● **Assignment**:
When you reach a picture, leave it out; output everything else in the records exactly.

:: Recorded data

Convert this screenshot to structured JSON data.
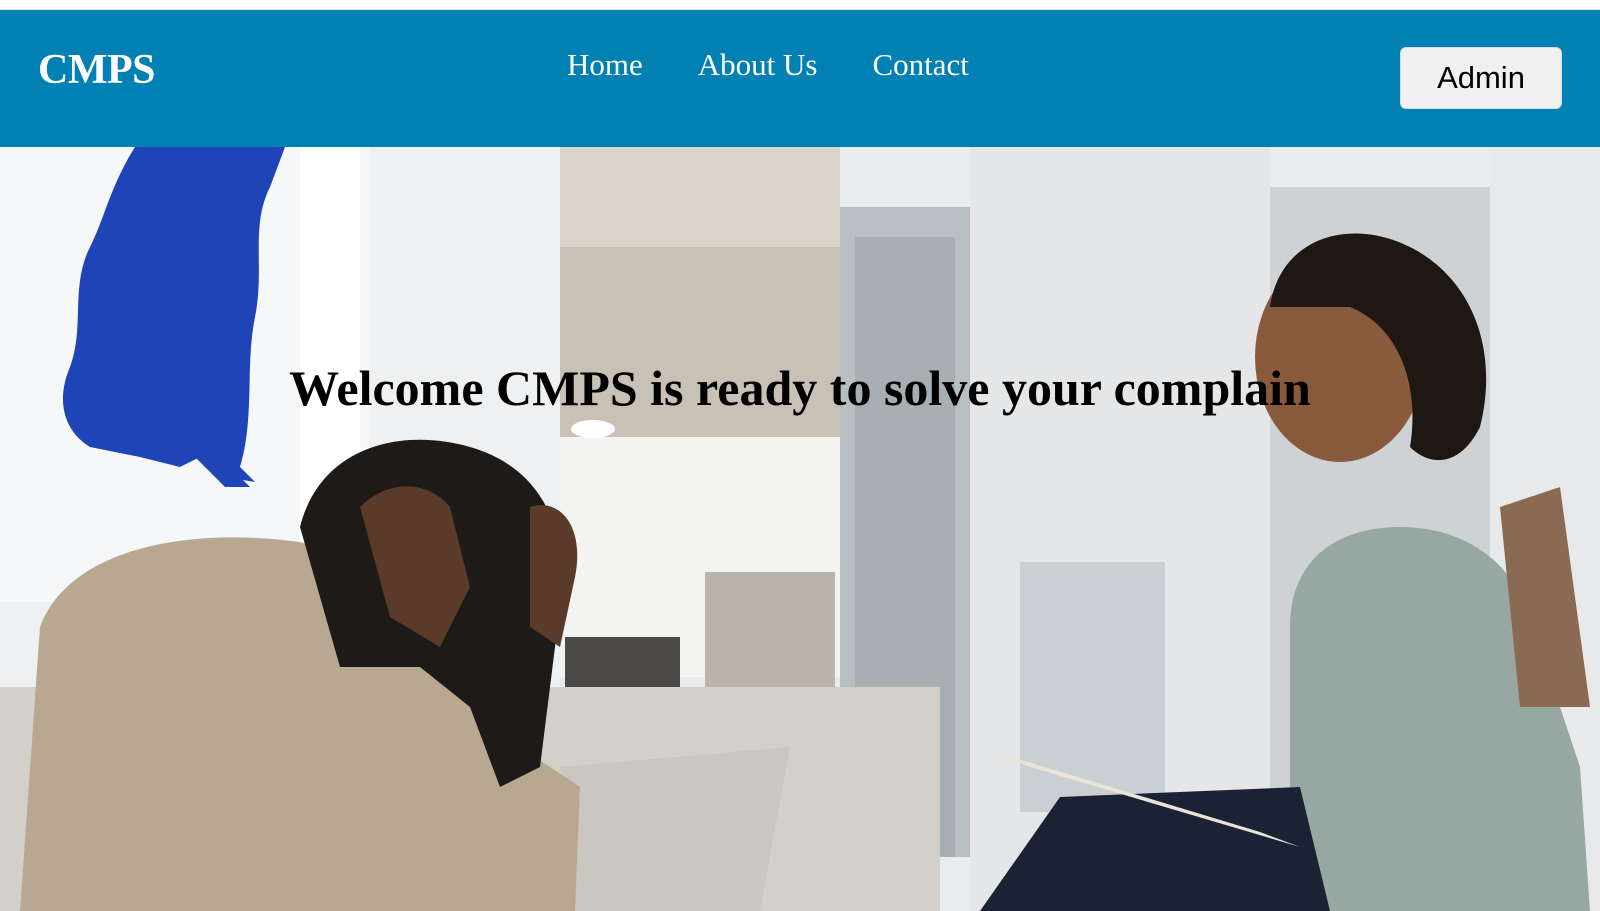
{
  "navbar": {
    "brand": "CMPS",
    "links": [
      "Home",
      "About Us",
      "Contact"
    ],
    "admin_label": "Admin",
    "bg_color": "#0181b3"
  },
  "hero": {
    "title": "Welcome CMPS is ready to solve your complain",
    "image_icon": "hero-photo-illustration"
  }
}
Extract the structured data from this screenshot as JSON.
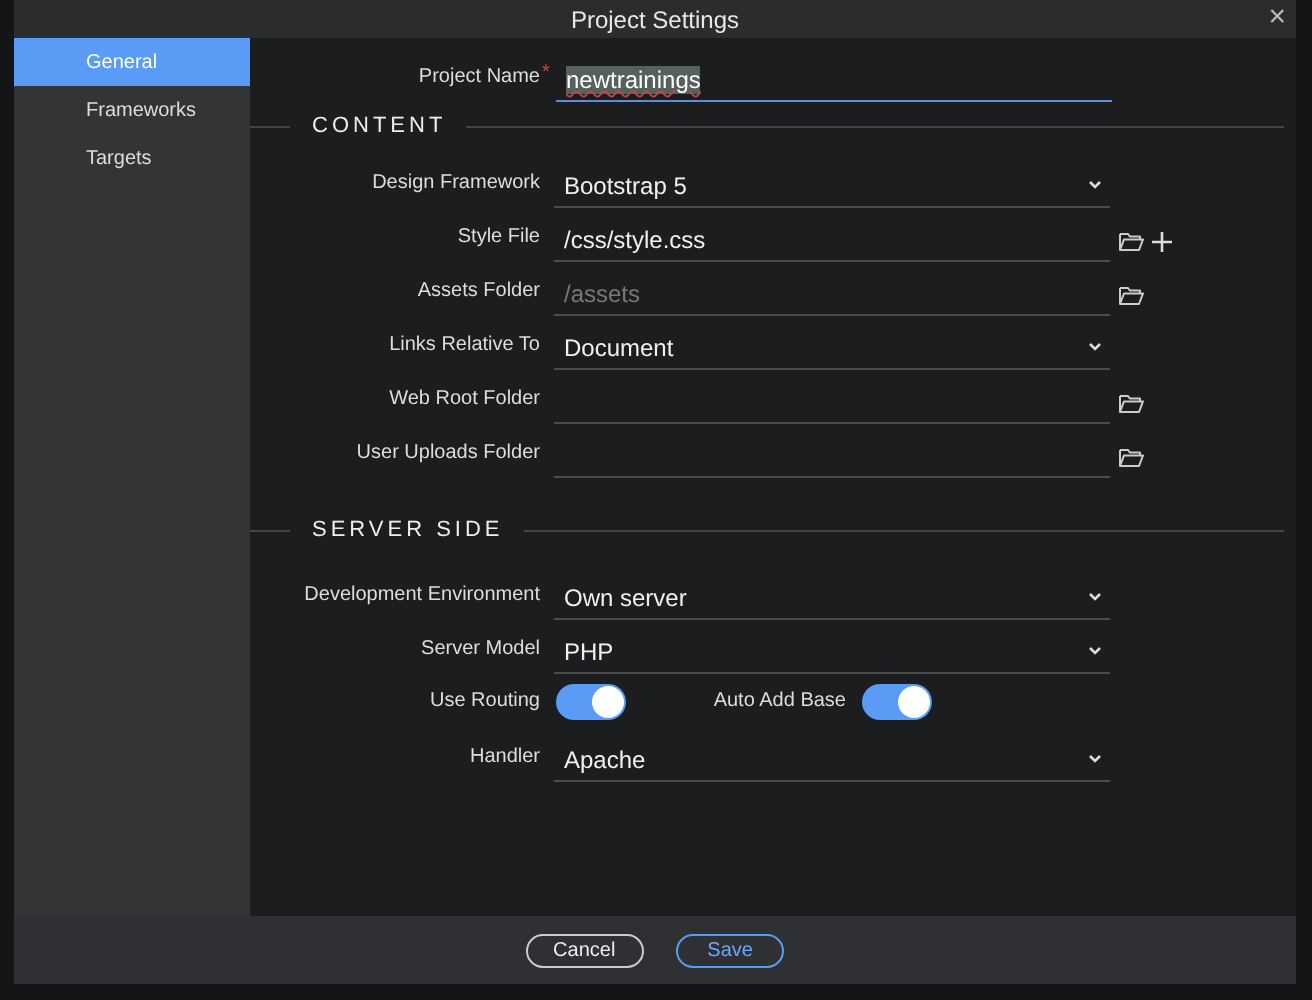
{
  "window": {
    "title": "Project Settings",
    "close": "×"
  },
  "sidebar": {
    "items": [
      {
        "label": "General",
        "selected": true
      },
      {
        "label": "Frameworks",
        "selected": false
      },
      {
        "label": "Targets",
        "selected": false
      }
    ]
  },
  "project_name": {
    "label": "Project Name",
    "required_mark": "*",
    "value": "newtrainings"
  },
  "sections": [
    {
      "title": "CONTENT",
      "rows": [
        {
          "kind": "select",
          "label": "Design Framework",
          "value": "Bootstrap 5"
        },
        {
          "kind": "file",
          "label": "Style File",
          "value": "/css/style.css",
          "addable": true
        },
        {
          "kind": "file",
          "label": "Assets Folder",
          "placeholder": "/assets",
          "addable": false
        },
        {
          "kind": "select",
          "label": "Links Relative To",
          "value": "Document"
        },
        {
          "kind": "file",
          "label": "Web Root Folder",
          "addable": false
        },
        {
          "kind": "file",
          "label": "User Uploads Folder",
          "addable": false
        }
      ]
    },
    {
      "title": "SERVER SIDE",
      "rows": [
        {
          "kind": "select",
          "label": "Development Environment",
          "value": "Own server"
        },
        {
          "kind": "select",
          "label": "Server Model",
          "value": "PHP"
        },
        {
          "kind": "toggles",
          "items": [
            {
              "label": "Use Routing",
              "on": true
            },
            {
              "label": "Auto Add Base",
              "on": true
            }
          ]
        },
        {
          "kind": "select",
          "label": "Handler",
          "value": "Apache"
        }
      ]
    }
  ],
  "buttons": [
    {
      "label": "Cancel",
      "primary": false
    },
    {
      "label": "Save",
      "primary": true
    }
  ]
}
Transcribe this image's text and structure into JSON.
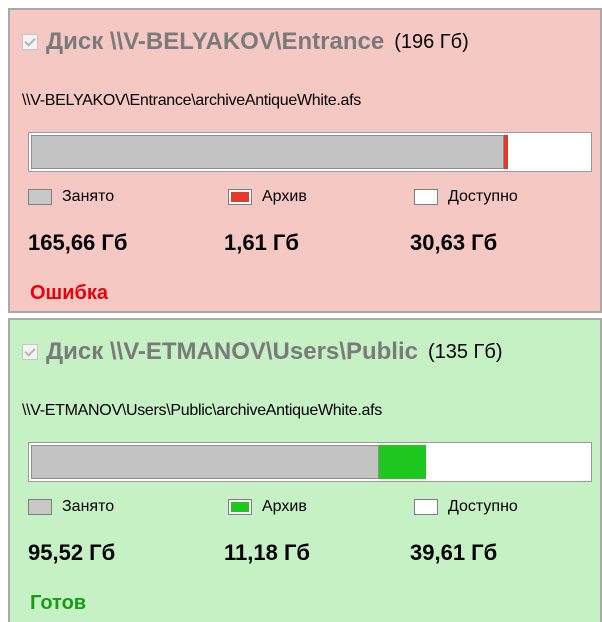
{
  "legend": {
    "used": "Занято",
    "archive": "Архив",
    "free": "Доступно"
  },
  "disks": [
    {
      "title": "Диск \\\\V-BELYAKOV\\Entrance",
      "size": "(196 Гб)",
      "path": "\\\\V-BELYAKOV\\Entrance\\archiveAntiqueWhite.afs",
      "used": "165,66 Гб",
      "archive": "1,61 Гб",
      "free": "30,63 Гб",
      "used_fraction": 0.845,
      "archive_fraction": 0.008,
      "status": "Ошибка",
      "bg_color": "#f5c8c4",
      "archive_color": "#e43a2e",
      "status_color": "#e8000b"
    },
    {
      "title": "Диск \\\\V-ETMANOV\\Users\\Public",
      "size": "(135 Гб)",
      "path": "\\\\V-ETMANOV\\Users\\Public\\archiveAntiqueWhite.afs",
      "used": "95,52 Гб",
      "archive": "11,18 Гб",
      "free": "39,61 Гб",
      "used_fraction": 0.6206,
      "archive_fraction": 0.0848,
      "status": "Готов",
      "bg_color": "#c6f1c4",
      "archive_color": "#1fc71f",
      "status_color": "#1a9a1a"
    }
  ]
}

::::

● **Reply**:
Convert this screenshot to structured JSON data.
{
  "navbar": {
    "brand": "CMPS",
    "links": [
      "Home",
      "About Us",
      "Contact"
    ],
    "admin_label": "Admin",
    "bg_color": "#0181b3"
  },
  "hero": {
    "title": "Welcome CMPS is ready to solve your complain",
    "image_icon": "hero-photo-illustration"
  }
}
Extract the structured data from this screenshot as JSON.
{
  "window": {
    "title": "Project Settings",
    "close": "×"
  },
  "sidebar": {
    "items": [
      {
        "label": "General",
        "selected": true
      },
      {
        "label": "Frameworks",
        "selected": false
      },
      {
        "label": "Targets",
        "selected": false
      }
    ]
  },
  "project_name": {
    "label": "Project Name",
    "required_mark": "*",
    "value": "newtrainings"
  },
  "sections": [
    {
      "title": "CONTENT",
      "rows": [
        {
          "kind": "select",
          "label": "Design Framework",
          "value": "Bootstrap 5"
        },
        {
          "kind": "file",
          "label": "Style File",
          "value": "/css/style.css",
          "addable": true
        },
        {
          "kind": "file",
          "label": "Assets Folder",
          "placeholder": "/assets",
          "addable": false
        },
        {
          "kind": "select",
          "label": "Links Relative To",
          "value": "Document"
        },
        {
          "kind": "file",
          "label": "Web Root Folder",
          "addable": false
        },
        {
          "kind": "file",
          "label": "User Uploads Folder",
          "addable": false
        }
      ]
    },
    {
      "title": "SERVER SIDE",
      "rows": [
        {
          "kind": "select",
          "label": "Development Environment",
          "value": "Own server"
        },
        {
          "kind": "select",
          "label": "Server Model",
          "value": "PHP"
        },
        {
          "kind": "toggles",
          "items": [
            {
              "label": "Use Routing",
              "on": true
            },
            {
              "label": "Auto Add Base",
              "on": true
            }
          ]
        },
        {
          "kind": "select",
          "label": "Handler",
          "value": "Apache"
        }
      ]
    }
  ],
  "buttons": [
    {
      "label": "Cancel",
      "primary": false
    },
    {
      "label": "Save",
      "primary": true
    }
  ]
}
Transcribe this image's text and structure into JSON.
{
  "legend": {
    "used": "Занято",
    "archive": "Архив",
    "free": "Доступно"
  },
  "disks": [
    {
      "title": "Диск \\\\V-BELYAKOV\\Entrance",
      "size": "(196 Гб)",
      "path": "\\\\V-BELYAKOV\\Entrance\\archiveAntiqueWhite.afs",
      "used": "165,66 Гб",
      "archive": "1,61 Гб",
      "free": "30,63 Гб",
      "used_fraction": 0.845,
      "archive_fraction": 0.008,
      "status": "Ошибка",
      "bg_color": "#f5c8c4",
      "archive_color": "#e43a2e",
      "status_color": "#e8000b"
    },
    {
      "title": "Диск \\\\V-ETMANOV\\Users\\Public",
      "size": "(135 Гб)",
      "path": "\\\\V-ETMANOV\\Users\\Public\\archiveAntiqueWhite.afs",
      "used": "95,52 Гб",
      "archive": "11,18 Гб",
      "free": "39,61 Гб",
      "used_fraction": 0.6206,
      "archive_fraction": 0.0848,
      "status": "Готов",
      "bg_color": "#c6f1c4",
      "archive_color": "#1fc71f",
      "status_color": "#1a9a1a"
    }
  ]
}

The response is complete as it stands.